Some things never change, or at least don't look very different: Internet Explorer's familiar "Favorites" bar.
Saving Website Tabs
Users can click-and-hold a Website tab, then drag it down to their Windows 7 taskbar, where it's pinned as an icon.
IE 9 features Aero Snap, where the user can pin resized windows to the left or right of the screen. Users can also "tear off" Website tabs if they want to view two Websites side-by-side.
IE 9's streamlined user interface. In addition to the clean design, the browser offers a more discrete Notification bar on the bottom of the browser window, which doesn't require any action in order for the user to keep browsing.

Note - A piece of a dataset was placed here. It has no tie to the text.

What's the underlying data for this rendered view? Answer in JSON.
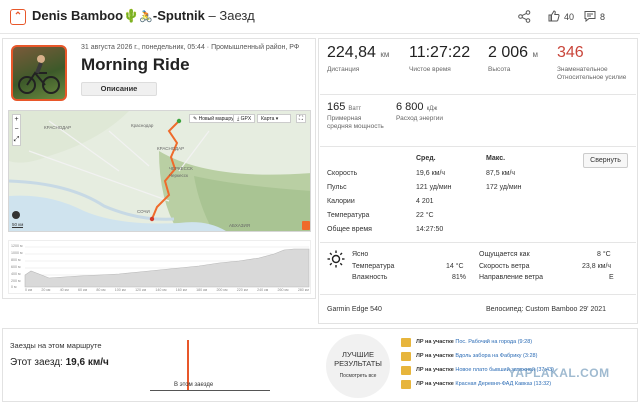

Microsoft's InPrivate Browsing allows users to surf the Web without leaving traces that can be discovered later. Along with the built-in SmartScreen Filter, which evaluates potentially security-suspect Websites based on their reputation, it's part of the toolset designed to keep Internet Explorer browsing secure and private. So you can, er, not be procrastinating with Websites devoted to Halo: Reach.
IE 9 offers the familiar "Internet Options" for adjusting features such as Privacy and Programs.